Following three stray dogs through the streets of Istanbul, Stray takes us on a beautiful and soulful journey.
Elizabeth Lo’s stunning documentary begins with a quotation from the Greek philosopher, Diogenes of Sinope (360 BC): “Human beings live artificially and hypocritically and would do well to study the dog”. Filmed in Istanbul and across Turkey between 2017-2019, Lo does just that - studying gorgeous floofs Zeytin, Nazar and Kartal and considering what their daily (and nightly) experiences reveal about humanity.
Without the need for exposition or narration, Lo creates an intimate portrait of the city. Stray also highlights some of society's most overlooked areas. A wife laments her loveless marriage, a street protest demands equality for women, young refugees exist without sanctuary.

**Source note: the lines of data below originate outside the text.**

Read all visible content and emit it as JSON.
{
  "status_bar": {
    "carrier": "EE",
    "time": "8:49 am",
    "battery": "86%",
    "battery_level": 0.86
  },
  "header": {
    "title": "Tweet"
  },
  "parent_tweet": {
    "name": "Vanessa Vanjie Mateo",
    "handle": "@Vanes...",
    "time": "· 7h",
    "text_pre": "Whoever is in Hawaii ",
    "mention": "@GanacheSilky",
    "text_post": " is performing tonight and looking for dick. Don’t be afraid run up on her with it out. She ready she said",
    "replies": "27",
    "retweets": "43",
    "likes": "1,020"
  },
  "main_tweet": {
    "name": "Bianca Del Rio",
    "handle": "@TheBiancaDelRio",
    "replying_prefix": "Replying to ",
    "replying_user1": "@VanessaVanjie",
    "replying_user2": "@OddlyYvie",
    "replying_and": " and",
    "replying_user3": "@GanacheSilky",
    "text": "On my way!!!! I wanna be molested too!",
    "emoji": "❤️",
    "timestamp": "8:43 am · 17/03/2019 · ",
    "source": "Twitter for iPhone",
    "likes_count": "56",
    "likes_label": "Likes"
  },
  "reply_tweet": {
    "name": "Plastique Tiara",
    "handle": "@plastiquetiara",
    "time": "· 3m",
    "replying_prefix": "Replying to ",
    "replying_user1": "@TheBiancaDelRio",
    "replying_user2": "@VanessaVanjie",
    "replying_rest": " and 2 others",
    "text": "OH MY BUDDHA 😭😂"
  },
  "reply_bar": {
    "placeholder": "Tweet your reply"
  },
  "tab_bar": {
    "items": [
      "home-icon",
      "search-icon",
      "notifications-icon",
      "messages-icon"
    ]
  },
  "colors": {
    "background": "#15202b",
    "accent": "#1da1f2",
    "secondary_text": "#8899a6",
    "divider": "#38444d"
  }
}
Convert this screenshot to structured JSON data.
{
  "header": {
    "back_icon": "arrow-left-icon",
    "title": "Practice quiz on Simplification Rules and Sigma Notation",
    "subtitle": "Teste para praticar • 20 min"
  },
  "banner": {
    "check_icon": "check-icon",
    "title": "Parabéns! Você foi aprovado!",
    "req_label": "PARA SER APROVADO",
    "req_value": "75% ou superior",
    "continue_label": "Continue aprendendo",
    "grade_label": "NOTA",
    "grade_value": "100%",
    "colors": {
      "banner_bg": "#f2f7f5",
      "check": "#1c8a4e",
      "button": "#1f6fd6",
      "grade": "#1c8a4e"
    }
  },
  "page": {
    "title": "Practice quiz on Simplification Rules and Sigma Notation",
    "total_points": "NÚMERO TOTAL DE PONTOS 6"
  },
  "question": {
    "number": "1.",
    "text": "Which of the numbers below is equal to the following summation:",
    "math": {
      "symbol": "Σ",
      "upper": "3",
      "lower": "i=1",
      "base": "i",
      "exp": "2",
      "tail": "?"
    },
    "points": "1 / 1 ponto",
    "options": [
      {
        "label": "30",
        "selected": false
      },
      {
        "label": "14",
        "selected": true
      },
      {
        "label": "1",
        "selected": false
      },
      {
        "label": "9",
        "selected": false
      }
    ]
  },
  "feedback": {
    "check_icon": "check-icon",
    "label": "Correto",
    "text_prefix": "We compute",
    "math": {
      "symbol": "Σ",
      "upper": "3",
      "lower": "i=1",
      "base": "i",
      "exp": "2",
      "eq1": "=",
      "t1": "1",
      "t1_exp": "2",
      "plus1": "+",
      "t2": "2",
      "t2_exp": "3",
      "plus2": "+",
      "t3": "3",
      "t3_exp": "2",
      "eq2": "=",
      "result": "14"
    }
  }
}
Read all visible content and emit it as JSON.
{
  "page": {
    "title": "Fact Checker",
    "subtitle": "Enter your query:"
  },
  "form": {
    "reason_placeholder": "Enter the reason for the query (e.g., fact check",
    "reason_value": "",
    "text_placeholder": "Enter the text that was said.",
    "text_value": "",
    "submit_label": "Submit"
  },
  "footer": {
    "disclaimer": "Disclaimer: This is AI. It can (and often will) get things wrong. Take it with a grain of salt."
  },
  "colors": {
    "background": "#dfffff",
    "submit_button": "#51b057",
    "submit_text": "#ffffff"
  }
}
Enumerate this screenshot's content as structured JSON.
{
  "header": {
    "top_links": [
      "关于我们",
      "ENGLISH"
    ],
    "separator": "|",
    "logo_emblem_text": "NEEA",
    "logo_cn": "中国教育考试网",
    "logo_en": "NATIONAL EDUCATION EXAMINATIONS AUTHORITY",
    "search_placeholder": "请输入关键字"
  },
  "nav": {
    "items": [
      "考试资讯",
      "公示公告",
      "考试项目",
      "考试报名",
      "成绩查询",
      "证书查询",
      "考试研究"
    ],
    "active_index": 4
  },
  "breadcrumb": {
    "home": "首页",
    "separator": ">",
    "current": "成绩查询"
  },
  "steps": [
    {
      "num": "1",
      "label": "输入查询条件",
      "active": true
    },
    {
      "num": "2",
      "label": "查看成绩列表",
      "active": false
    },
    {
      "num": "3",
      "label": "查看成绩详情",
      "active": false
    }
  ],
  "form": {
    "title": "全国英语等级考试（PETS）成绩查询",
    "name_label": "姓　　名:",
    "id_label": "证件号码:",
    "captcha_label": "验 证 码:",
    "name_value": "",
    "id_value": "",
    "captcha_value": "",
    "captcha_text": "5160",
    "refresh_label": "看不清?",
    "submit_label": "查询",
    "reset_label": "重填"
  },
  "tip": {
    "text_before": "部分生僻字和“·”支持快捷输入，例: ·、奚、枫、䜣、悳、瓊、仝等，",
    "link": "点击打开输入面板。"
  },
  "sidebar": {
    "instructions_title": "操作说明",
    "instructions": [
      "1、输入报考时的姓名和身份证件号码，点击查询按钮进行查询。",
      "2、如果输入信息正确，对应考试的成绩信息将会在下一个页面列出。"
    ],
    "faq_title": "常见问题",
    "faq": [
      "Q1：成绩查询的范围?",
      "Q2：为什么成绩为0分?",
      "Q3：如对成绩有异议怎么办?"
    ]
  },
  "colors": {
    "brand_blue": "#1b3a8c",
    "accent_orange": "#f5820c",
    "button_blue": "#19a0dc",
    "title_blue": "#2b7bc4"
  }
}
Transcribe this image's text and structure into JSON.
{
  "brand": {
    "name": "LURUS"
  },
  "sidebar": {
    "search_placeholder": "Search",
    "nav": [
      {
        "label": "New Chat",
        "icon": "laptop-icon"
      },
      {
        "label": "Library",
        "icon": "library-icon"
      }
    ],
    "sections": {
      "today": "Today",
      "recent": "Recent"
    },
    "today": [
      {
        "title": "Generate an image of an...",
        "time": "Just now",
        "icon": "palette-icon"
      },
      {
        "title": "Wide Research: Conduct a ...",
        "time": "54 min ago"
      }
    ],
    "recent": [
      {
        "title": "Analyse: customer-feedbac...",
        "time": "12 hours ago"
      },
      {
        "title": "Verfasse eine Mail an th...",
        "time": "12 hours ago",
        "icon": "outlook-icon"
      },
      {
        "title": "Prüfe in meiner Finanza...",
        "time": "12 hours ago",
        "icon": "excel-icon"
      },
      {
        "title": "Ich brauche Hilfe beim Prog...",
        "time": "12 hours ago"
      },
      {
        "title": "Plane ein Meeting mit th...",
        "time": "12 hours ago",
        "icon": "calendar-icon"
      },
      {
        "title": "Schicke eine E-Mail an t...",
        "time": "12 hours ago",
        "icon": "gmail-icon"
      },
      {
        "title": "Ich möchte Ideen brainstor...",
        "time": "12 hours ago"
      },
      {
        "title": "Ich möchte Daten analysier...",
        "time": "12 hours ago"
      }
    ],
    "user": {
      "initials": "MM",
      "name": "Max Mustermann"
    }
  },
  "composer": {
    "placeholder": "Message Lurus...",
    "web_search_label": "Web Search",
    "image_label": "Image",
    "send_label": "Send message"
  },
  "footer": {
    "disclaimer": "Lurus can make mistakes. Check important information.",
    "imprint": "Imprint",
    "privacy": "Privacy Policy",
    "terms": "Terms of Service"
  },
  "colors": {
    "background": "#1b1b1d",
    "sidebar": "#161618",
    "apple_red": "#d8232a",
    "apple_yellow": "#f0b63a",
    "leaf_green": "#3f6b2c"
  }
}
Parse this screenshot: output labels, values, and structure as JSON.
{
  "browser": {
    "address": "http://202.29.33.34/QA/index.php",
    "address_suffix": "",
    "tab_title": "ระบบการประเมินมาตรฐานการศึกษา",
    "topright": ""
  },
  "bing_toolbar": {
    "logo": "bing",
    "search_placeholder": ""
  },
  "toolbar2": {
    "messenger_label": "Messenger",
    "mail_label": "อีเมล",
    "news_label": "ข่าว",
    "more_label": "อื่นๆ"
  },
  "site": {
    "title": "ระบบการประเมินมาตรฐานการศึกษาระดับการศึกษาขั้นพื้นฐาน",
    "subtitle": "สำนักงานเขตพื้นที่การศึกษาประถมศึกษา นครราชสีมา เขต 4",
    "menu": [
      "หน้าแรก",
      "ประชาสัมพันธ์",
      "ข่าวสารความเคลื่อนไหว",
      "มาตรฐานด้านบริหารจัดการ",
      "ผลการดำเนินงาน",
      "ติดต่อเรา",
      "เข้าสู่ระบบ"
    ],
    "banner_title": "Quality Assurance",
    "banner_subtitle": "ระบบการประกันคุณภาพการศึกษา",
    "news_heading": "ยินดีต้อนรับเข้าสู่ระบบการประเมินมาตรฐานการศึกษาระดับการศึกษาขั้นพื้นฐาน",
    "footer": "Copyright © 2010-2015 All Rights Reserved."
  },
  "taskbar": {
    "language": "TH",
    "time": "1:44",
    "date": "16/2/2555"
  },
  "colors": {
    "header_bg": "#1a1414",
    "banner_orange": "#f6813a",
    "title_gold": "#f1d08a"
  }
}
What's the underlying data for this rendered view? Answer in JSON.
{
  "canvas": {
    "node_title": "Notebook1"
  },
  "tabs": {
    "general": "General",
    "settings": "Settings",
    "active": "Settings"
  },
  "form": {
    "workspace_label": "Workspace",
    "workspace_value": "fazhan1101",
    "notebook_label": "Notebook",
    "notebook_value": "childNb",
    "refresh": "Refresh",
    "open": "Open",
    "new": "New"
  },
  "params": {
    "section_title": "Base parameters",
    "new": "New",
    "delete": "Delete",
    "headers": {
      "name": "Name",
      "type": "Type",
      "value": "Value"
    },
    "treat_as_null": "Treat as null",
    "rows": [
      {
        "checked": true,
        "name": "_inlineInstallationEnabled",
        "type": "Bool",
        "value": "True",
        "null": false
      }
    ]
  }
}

Through these observations, Stray explores what it means to live - like Zeytin, Nazar and Kartal - without status or security.
Using stray dogs to examine these issues is no mean feat. Lo’s work is incredibly impressive - particularly as she directed, produced, filmed and edited her documentary. Stray left me in awe, wondering how she had achieved many of her stunning shots.
The camera is positioned to give us a dog’s eye view of the world (reminding me, of course, of Kedi - Ceyda Torun’s brilliant documentary about the thousands of cats who also roam Istanbul). The experience - accompanied by the film’s wonderful score - is joyous, uplifting and surprisingly moving.
Meanwhile, Stray features mesmerising close-ups of Zeytin, Nazar and Kartal. They have such soulful eyes, such expressive ears. Scenes of stillness are combined with propulsive moments of motion - following the dogs as they run through the streets in search of food and company.
In no time at all, we are fully invested in Zeytin, Nazar and Kartal’s lives. Of course, any film featuring a dog can cause no small amount of anxiety about their wellbeing. There’s an entire website devoted to the issue (doesthedogdie.com). It is a relief, therefore, to read the onscreen text at the beginning of Stray. It informs us that Turkey is one of the few countries in the world where it is illegal to euthanize or hold capture any stray dog. Phew.
It is also a relief to witness the film's many heartwarming moments of kindness. A hand pats Zeytin’s head, a refuse collector ensures that bones are fairly distributed, construction workers prepare food for a group of puppies. By the end of Lo’s wonderful documentary, we desperately want a happy ending for Zeytin, Nazar and Kartal. We want them to find a place of safety - a warm place to shelter with food and water.
Then, as Lo’s camera returns to the group of young refugees living on the streets, we are encouraged to remember that these stray dogs are not the only ones in need of such basic care.